[Information given]
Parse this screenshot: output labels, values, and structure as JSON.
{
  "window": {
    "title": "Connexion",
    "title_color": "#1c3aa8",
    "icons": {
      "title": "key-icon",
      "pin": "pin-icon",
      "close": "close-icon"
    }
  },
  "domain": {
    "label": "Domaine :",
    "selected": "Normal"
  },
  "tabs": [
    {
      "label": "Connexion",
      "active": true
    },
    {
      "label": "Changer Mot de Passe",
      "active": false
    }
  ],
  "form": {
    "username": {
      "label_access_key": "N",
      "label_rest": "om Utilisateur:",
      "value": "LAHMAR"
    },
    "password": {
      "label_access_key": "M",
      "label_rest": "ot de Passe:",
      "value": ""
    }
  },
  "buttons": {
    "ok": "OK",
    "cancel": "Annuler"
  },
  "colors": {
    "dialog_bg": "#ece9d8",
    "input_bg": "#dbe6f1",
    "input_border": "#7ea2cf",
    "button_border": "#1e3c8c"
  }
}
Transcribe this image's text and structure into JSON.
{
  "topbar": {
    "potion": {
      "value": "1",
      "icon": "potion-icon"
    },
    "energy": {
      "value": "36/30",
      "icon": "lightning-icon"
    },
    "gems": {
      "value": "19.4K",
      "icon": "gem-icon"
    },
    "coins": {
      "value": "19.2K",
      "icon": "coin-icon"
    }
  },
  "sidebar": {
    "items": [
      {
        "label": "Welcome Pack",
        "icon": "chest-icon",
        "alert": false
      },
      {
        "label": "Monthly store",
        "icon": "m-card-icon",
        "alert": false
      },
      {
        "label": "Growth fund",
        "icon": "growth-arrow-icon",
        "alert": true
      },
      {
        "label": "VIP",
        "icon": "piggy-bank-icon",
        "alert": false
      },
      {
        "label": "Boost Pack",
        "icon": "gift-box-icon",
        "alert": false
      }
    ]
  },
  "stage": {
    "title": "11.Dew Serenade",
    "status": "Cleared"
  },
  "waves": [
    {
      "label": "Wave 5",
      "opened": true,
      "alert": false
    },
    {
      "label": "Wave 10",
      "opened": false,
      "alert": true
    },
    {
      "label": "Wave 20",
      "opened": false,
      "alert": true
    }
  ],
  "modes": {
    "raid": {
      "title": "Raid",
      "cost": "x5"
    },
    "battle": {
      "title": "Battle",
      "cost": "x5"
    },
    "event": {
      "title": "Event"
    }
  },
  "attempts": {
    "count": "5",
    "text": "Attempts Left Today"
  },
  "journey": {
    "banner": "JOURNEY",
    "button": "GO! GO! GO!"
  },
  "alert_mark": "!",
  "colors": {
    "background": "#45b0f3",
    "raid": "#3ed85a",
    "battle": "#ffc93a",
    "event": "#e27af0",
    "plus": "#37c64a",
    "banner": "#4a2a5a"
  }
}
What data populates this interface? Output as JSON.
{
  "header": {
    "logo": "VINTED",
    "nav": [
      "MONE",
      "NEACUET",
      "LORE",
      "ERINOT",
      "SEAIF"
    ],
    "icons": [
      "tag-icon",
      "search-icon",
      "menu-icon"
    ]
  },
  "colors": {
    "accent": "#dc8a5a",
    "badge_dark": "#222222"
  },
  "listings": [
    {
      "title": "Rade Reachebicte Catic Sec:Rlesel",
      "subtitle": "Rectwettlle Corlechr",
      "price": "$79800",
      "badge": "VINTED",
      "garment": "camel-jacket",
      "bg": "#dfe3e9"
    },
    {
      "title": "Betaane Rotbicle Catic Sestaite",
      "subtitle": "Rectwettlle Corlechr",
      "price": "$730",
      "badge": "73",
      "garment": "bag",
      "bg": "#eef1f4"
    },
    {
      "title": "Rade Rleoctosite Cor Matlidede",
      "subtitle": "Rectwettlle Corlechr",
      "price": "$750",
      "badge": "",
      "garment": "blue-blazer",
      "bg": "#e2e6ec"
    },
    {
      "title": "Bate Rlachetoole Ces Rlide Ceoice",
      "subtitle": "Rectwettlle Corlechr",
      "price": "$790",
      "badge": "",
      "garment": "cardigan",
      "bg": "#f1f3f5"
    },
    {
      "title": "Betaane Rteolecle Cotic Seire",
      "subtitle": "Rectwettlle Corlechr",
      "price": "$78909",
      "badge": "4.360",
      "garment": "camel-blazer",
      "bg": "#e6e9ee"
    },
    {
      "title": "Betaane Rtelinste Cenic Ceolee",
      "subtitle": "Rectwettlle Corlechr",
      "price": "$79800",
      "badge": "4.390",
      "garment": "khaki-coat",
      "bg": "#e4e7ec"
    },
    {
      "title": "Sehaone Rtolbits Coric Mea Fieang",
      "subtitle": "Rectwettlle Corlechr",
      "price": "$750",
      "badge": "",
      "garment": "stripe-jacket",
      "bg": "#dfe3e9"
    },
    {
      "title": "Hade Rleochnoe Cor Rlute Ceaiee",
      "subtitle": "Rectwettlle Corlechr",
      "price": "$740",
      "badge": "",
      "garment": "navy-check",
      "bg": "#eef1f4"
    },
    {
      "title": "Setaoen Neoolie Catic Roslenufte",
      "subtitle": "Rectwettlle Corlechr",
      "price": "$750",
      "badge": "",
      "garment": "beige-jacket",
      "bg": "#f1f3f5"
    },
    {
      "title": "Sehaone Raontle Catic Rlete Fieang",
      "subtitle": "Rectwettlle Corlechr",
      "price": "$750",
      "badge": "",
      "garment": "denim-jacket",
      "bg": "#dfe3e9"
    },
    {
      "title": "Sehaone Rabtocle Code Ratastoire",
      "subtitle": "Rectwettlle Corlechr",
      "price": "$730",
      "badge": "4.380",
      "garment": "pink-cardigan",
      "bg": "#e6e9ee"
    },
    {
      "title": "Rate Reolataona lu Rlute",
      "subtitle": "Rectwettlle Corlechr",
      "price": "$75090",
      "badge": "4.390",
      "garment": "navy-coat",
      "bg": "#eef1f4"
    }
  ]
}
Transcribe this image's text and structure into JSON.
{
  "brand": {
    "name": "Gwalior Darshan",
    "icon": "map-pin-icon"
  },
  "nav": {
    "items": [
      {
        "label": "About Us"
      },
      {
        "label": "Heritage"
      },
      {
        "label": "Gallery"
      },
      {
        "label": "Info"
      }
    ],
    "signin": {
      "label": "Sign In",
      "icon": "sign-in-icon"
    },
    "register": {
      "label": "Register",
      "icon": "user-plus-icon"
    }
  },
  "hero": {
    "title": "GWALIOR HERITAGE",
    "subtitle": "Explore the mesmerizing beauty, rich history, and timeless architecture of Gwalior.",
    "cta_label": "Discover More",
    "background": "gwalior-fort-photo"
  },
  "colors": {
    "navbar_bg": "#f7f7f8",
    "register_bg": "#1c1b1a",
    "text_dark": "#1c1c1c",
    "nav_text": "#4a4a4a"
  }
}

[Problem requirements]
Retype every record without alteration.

[Task solution]
Parse this screenshot: output labels, values, and structure as JSON.
{
  "window": {
    "title": "Connexion",
    "title_color": "#1c3aa8",
    "icons": {
      "title": "key-icon",
      "pin": "pin-icon",
      "close": "close-icon"
    }
  },
  "domain": {
    "label": "Domaine :",
    "selected": "Normal"
  },
  "tabs": [
    {
      "label": "Connexion",
      "active": true
    },
    {
      "label": "Changer Mot de Passe",
      "active": false
    }
  ],
  "form": {
    "username": {
      "label_access_key": "N",
      "label_rest": "om Utilisateur:",
      "value": "LAHMAR"
    },
    "password": {
      "label_access_key": "M",
      "label_rest": "ot de Passe:",
      "value": ""
    }
  },
  "buttons": {
    "ok": "OK",
    "cancel": "Annuler"
  },
  "colors": {
    "dialog_bg": "#ece9d8",
    "input_bg": "#dbe6f1",
    "input_border": "#7ea2cf",
    "button_border": "#1e3c8c"
  }
}
Transcribe this image's text and structure into JSON.
{
  "topbar": {
    "potion": {
      "value": "1",
      "icon": "potion-icon"
    },
    "energy": {
      "value": "36/30",
      "icon": "lightning-icon"
    },
    "gems": {
      "value": "19.4K",
      "icon": "gem-icon"
    },
    "coins": {
      "value": "19.2K",
      "icon": "coin-icon"
    }
  },
  "sidebar": {
    "items": [
      {
        "label": "Welcome Pack",
        "icon": "chest-icon",
        "alert": false
      },
      {
        "label": "Monthly store",
        "icon": "m-card-icon",
        "alert": false
      },
      {
        "label": "Growth fund",
        "icon": "growth-arrow-icon",
        "alert": true
      },
      {
        "label": "VIP",
        "icon": "piggy-bank-icon",
        "alert": false
      },
      {
        "label": "Boost Pack",
        "icon": "gift-box-icon",
        "alert": false
      }
    ]
  },
  "stage": {
    "title": "11.Dew Serenade",
    "status": "Cleared"
  },
  "waves": [
    {
      "label": "Wave 5",
      "opened": true,
      "alert": false
    },
    {
      "label": "Wave 10",
      "opened": false,
      "alert": true
    },
    {
      "label": "Wave 20",
      "opened": false,
      "alert": true
    }
  ],
  "modes": {
    "raid": {
      "title": "Raid",
      "cost": "x5"
    },
    "battle": {
      "title": "Battle",
      "cost": "x5"
    },
    "event": {
      "title": "Event"
    }
  },
  "attempts": {
    "count": "5",
    "text": "Attempts Left Today"
  },
  "journey": {
    "banner": "JOURNEY",
    "button": "GO! GO! GO!"
  },
  "alert_mark": "!",
  "colors": {
    "background": "#45b0f3",
    "raid": "#3ed85a",
    "battle": "#ffc93a",
    "event": "#e27af0",
    "plus": "#37c64a",
    "banner": "#4a2a5a"
  }
}
What data populates this interface? Output as JSON.
{
  "header": {
    "logo": "VINTED",
    "nav": [
      "MONE",
      "NEACUET",
      "LORE",
      "ERINOT",
      "SEAIF"
    ],
    "icons": [
      "tag-icon",
      "search-icon",
      "menu-icon"
    ]
  },
  "colors": {
    "accent": "#dc8a5a",
    "badge_dark": "#222222"
  },
  "listings": [
    {
      "title": "Rade Reachebicte Catic Sec:Rlesel",
      "subtitle": "Rectwettlle Corlechr",
      "price": "$79800",
      "badge": "VINTED",
      "garment": "camel-jacket",
      "bg": "#dfe3e9"
    },
    {
      "title": "Betaane Rotbicle Catic Sestaite",
      "subtitle": "Rectwettlle Corlechr",
      "price": "$730",
      "badge": "73",
      "garment": "bag",
      "bg": "#eef1f4"
    },
    {
      "title": "Rade Rleoctosite Cor Matlidede",
      "subtitle": "Rectwettlle Corlechr",
      "price": "$750",
      "badge": "",
      "garment": "blue-blazer",
      "bg": "#e2e6ec"
    },
    {
      "title": "Bate Rlachetoole Ces Rlide Ceoice",
      "subtitle": "Rectwettlle Corlechr",
      "price": "$790",
      "badge": "",
      "garment": "cardigan",
      "bg": "#f1f3f5"
    },
    {
      "title": "Betaane Rteolecle Cotic Seire",
      "subtitle": "Rectwettlle Corlechr",
      "price": "$78909",
      "badge": "4.360",
      "garment": "camel-blazer",
      "bg": "#e6e9ee"
    },
    {
      "title": "Betaane Rtelinste Cenic Ceolee",
      "subtitle": "Rectwettlle Corlechr",
      "price": "$79800",
      "badge": "4.390",
      "garment": "khaki-coat",
      "bg": "#e4e7ec"
    },
    {
      "title": "Sehaone Rtolbits Coric Mea Fieang",
      "subtitle": "Rectwettlle Corlechr",
      "price": "$750",
      "badge": "",
      "garment": "stripe-jacket",
      "bg": "#dfe3e9"
    },
    {
      "title": "Hade Rleochnoe Cor Rlute Ceaiee",
      "subtitle": "Rectwettlle Corlechr",
      "price": "$740",
      "badge": "",
      "garment": "navy-check",
      "bg": "#eef1f4"
    },
    {
      "title": "Setaoen Neoolie Catic Roslenufte",
      "subtitle": "Rectwettlle Corlechr",
      "price": "$750",
      "badge": "",
      "garment": "beige-jacket",
      "bg": "#f1f3f5"
    },
    {
      "title": "Sehaone Raontle Catic Rlete Fieang",
      "subtitle": "Rectwettlle Corlechr",
      "price": "$750",
      "badge": "",
      "garment": "denim-jacket",
      "bg": "#dfe3e9"
    },
    {
      "title": "Sehaone Rabtocle Code Ratastoire",
      "subtitle": "Rectwettlle Corlechr",
      "price": "$730",
      "badge": "4.380",
      "garment": "pink-cardigan",
      "bg": "#e6e9ee"
    },
    {
      "title": "Rate Reolataona lu Rlute",
      "subtitle": "Rectwettlle Corlechr",
      "price": "$75090",
      "badge": "4.390",
      "garment": "navy-coat",
      "bg": "#eef1f4"
    }
  ]
}
Transcribe this image's text and structure into JSON.
{
  "brand": {
    "name": "Gwalior Darshan",
    "icon": "map-pin-icon"
  },
  "nav": {
    "items": [
      {
        "label": "About Us"
      },
      {
        "label": "Heritage"
      },
      {
        "label": "Gallery"
      },
      {
        "label": "Info"
      }
    ],
    "signin": {
      "label": "Sign In",
      "icon": "sign-in-icon"
    },
    "register": {
      "label": "Register",
      "icon": "user-plus-icon"
    }
  },
  "hero": {
    "title": "GWALIOR HERITAGE",
    "subtitle": "Explore the mesmerizing beauty, rich history, and timeless architecture of Gwalior.",
    "cta_label": "Discover More",
    "background": "gwalior-fort-photo"
  },
  "colors": {
    "navbar_bg": "#f7f7f8",
    "register_bg": "#1c1b1a",
    "text_dark": "#1c1c1c",
    "nav_text": "#4a4a4a"
  }
}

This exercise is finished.